December 26, 2023

Crowley's All-electric Tug eWolf Starts Sea Trials

Video screen capture from video shared by Crowley on social media.

The first all-electric tugboat built in the United States, Crowley's eWolf, has started sea trials along the U.S. Gulf Coast.

The 82-foot ship assist tug, built by Coden, Ala. shipbuilder Master Boat Builders, is expected to enter service at the Port of San Diego in 2024. Video footage of the vessel on sea trials was shared by Crowley on social media.

The eWolf is designed to operate on full electric power, producing zero carbon emissions and expected 70 ton bollard pull strength. The vessel is equipped with an integrated electrical package provided by ABB, a 6.2 MWh Orca battery energy storage system from Corvus Energy and two electrically driven Schottel RudderPropellers type SRP 430 LE (2,050 kW each) featuring propeller diameters of 2.5 meters. The vessel also has two small generators on board for emergency use and to enable long distance transits at a reduced speed.
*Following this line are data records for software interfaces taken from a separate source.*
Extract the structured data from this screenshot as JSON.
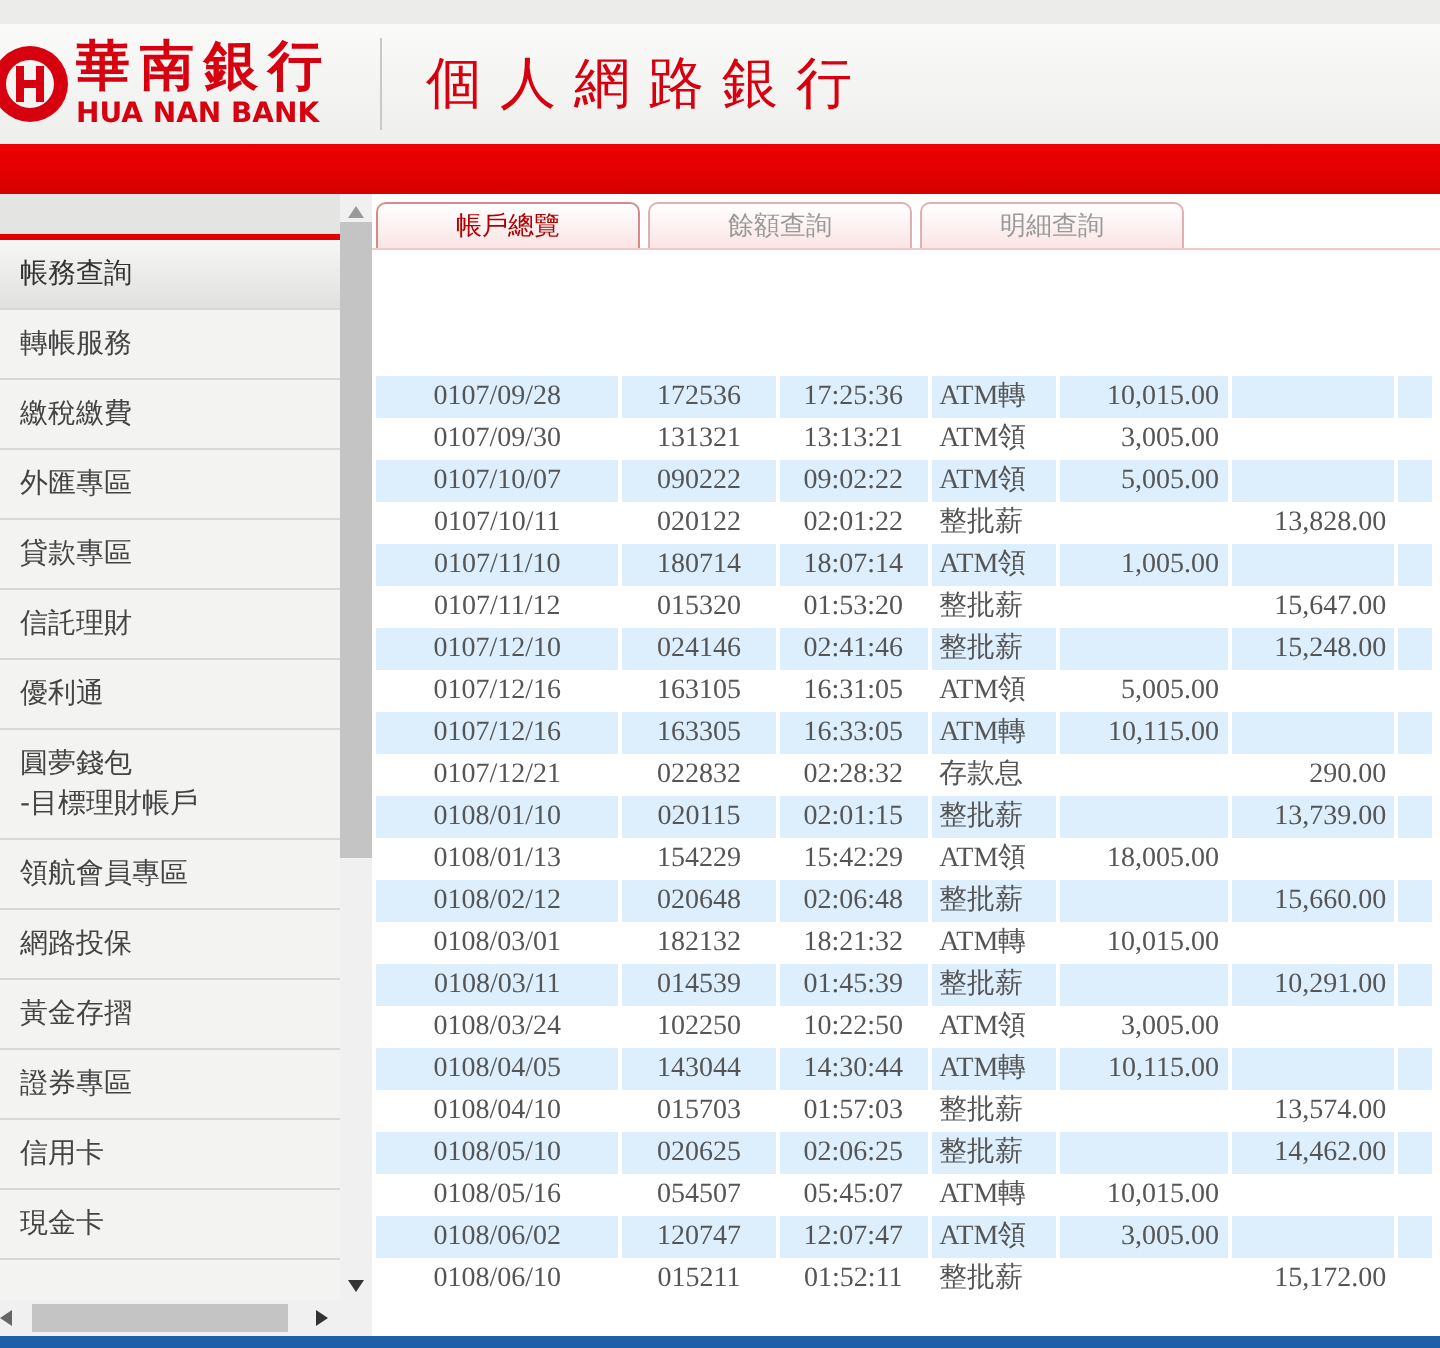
{
  "header": {
    "bank_name": "華南銀行",
    "bank_name_en": "HUA NAN BANK",
    "service_title": "個人網路銀行"
  },
  "sidebar": {
    "items": [
      {
        "label": "帳務查詢",
        "selected": true
      },
      {
        "label": "轉帳服務",
        "selected": false
      },
      {
        "label": "繳稅繳費",
        "selected": false
      },
      {
        "label": "外匯專區",
        "selected": false
      },
      {
        "label": "貸款專區",
        "selected": false
      },
      {
        "label": "信託理財",
        "selected": false
      },
      {
        "label": "優利通",
        "selected": false
      },
      {
        "label": "圓夢錢包\n-目標理財帳戶",
        "selected": false
      },
      {
        "label": "領航會員專區",
        "selected": false
      },
      {
        "label": "網路投保",
        "selected": false
      },
      {
        "label": "黃金存摺",
        "selected": false
      },
      {
        "label": "證券專區",
        "selected": false
      },
      {
        "label": "信用卡",
        "selected": false
      },
      {
        "label": "現金卡",
        "selected": false
      }
    ]
  },
  "tabs": [
    {
      "label": "帳戶總覽",
      "selected": true
    },
    {
      "label": "餘額查詢",
      "selected": false
    },
    {
      "label": "明細查詢",
      "selected": false
    }
  ],
  "table": {
    "rows": [
      [
        "0107/09/28",
        "172536",
        "17:25:36",
        "ATM轉",
        "10,015.00",
        ""
      ],
      [
        "0107/09/30",
        "131321",
        "13:13:21",
        "ATM領",
        "3,005.00",
        ""
      ],
      [
        "0107/10/07",
        "090222",
        "09:02:22",
        "ATM領",
        "5,005.00",
        ""
      ],
      [
        "0107/10/11",
        "020122",
        "02:01:22",
        "整批薪",
        "",
        "13,828.00"
      ],
      [
        "0107/11/10",
        "180714",
        "18:07:14",
        "ATM領",
        "1,005.00",
        ""
      ],
      [
        "0107/11/12",
        "015320",
        "01:53:20",
        "整批薪",
        "",
        "15,647.00"
      ],
      [
        "0107/12/10",
        "024146",
        "02:41:46",
        "整批薪",
        "",
        "15,248.00"
      ],
      [
        "0107/12/16",
        "163105",
        "16:31:05",
        "ATM領",
        "5,005.00",
        ""
      ],
      [
        "0107/12/16",
        "163305",
        "16:33:05",
        "ATM轉",
        "10,115.00",
        ""
      ],
      [
        "0107/12/21",
        "022832",
        "02:28:32",
        "存款息",
        "",
        "290.00"
      ],
      [
        "0108/01/10",
        "020115",
        "02:01:15",
        "整批薪",
        "",
        "13,739.00"
      ],
      [
        "0108/01/13",
        "154229",
        "15:42:29",
        "ATM領",
        "18,005.00",
        ""
      ],
      [
        "0108/02/12",
        "020648",
        "02:06:48",
        "整批薪",
        "",
        "15,660.00"
      ],
      [
        "0108/03/01",
        "182132",
        "18:21:32",
        "ATM轉",
        "10,015.00",
        ""
      ],
      [
        "0108/03/11",
        "014539",
        "01:45:39",
        "整批薪",
        "",
        "10,291.00"
      ],
      [
        "0108/03/24",
        "102250",
        "10:22:50",
        "ATM領",
        "3,005.00",
        ""
      ],
      [
        "0108/04/05",
        "143044",
        "14:30:44",
        "ATM轉",
        "10,115.00",
        ""
      ],
      [
        "0108/04/10",
        "015703",
        "01:57:03",
        "整批薪",
        "",
        "13,574.00"
      ],
      [
        "0108/05/10",
        "020625",
        "02:06:25",
        "整批薪",
        "",
        "14,462.00"
      ],
      [
        "0108/05/16",
        "054507",
        "05:45:07",
        "ATM轉",
        "10,015.00",
        ""
      ],
      [
        "0108/06/02",
        "120747",
        "12:07:47",
        "ATM領",
        "3,005.00",
        ""
      ],
      [
        "0108/06/10",
        "015211",
        "01:52:11",
        "整批薪",
        "",
        "15,172.00"
      ]
    ]
  }
}
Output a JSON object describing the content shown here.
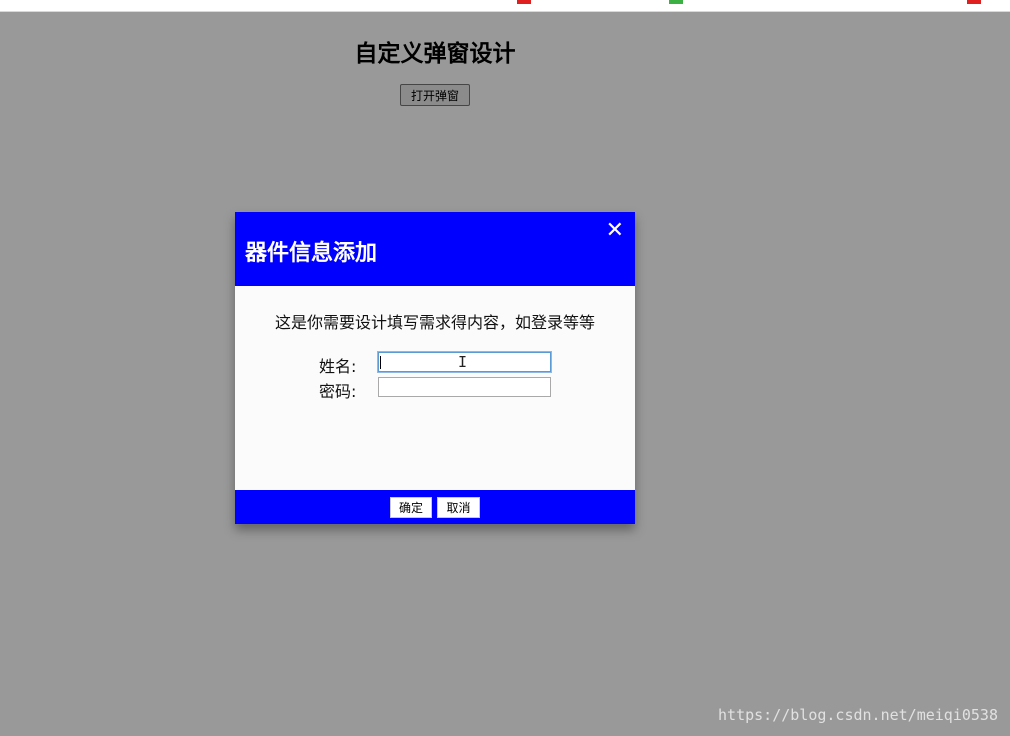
{
  "page": {
    "title": "自定义弹窗设计",
    "open_button_label": "打开弹窗"
  },
  "modal": {
    "title": "器件信息添加",
    "close_glyph": "✕",
    "description": "这是你需要设计填写需求得内容，如登录等等",
    "fields": [
      {
        "label": "姓名:",
        "value": "",
        "focused": true
      },
      {
        "label": "密码:",
        "value": "",
        "focused": false
      }
    ],
    "confirm_label": "确定",
    "cancel_label": "取消"
  },
  "watermark": "https://blog.csdn.net/meiqi0538",
  "colors": {
    "accent": "#0000ff",
    "overlay": "rgba(0,0,0,0.4)",
    "modal_body": "#fbfbfb"
  }
}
The tug’s battery system will be charged at a specially designed shoreside station featuring two Corvus Orca BOBs (battery on board), the containerized version of the Corvus Orca ESS.

The vessel is designed to ABS class and compliant with U.S. Coast Guard Subchapter M regulations.

The Jones Act compliant all-electric tug—the first-of-its-kind in the U.S.—is a result of a partnership among Crowley, the San Diego County Air Pollution Control District, the California Air Resources Board, the Port of San Diego, the U.S. Environmental Protection Agency and the U.S. Maritime Administration, which all provided financial support and other resources.

Vessel owners and operators are increasingly considering hybrid and fully electric vessels as part of efforts to reduce emissions.

Crowley in 2021 announced its commitment to reach net-zero emissions across all scopes by 2050. The Jacksonville, Fla.-based company estimates it will reduce overall emissions by 4.2 million metric tons of greenhouse gases per year.